PROMPT
Restate the data word for word and leave the images out.

Recorded data
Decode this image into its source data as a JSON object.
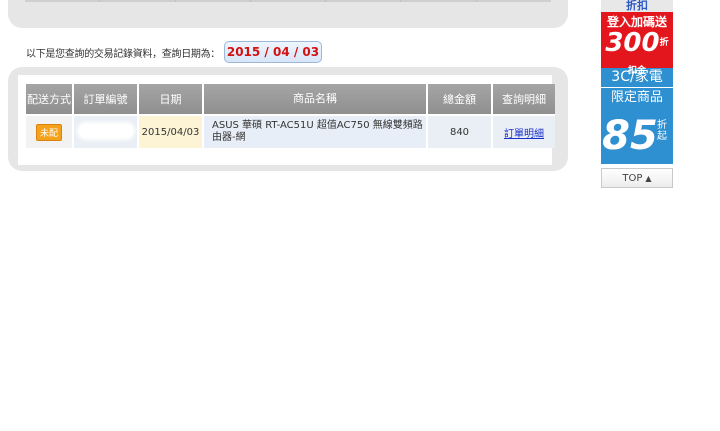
{
  "query": {
    "label": "以下是您查詢的交易記錄資料，查詢日期為：",
    "date": "2015 / 04 / 03"
  },
  "table": {
    "headers": [
      "配送方式",
      "訂單編號",
      "日期",
      "商品名稱",
      "總金額",
      "查詢明細"
    ],
    "rows": [
      {
        "ship_badge": "未配",
        "date": "2015/04/03",
        "product": "ASUS 華碩 RT-AC51U 超值AC750 無線雙頻路由器-網",
        "total": "840",
        "detail": "訂單明細"
      }
    ]
  },
  "ads": {
    "a1": "折扣",
    "a2_line1": "登入加碼送",
    "a2_num": "300",
    "a2_unit": "折扣金",
    "a3_line1": "3C/家電",
    "a3_line2": "限定商品",
    "a4_num": "85",
    "a4_unit": "折起",
    "top_label": "TOP"
  },
  "colors": {
    "date_text": "#d31212",
    "header_bg": "#999999",
    "link": "#1a2fc9",
    "badge": "#f4a21c",
    "ad_red": "#e4161d",
    "ad_blue": "#2e8fd1"
  }
}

RESPONSE
Decode this image into its source data as a JSON object.
{
  "query": {
    "label": "以下是您查詢的交易記錄資料，查詢日期為：",
    "date": "2015 / 04 / 03"
  },
  "table": {
    "headers": [
      "配送方式",
      "訂單編號",
      "日期",
      "商品名稱",
      "總金額",
      "查詢明細"
    ],
    "rows": [
      {
        "ship_badge": "未配",
        "date": "2015/04/03",
        "product": "ASUS 華碩 RT-AC51U 超值AC750 無線雙頻路由器-網",
        "total": "840",
        "detail": "訂單明細"
      }
    ]
  },
  "ads": {
    "a1": "折扣",
    "a2_line1": "登入加碼送",
    "a2_num": "300",
    "a2_unit": "折扣金",
    "a3_line1": "3C/家電",
    "a3_line2": "限定商品",
    "a4_num": "85",
    "a4_unit": "折起",
    "top_label": "TOP"
  },
  "colors": {
    "date_text": "#d31212",
    "header_bg": "#999999",
    "link": "#1a2fc9",
    "badge": "#f4a21c",
    "ad_red": "#e4161d",
    "ad_blue": "#2e8fd1"
  }
}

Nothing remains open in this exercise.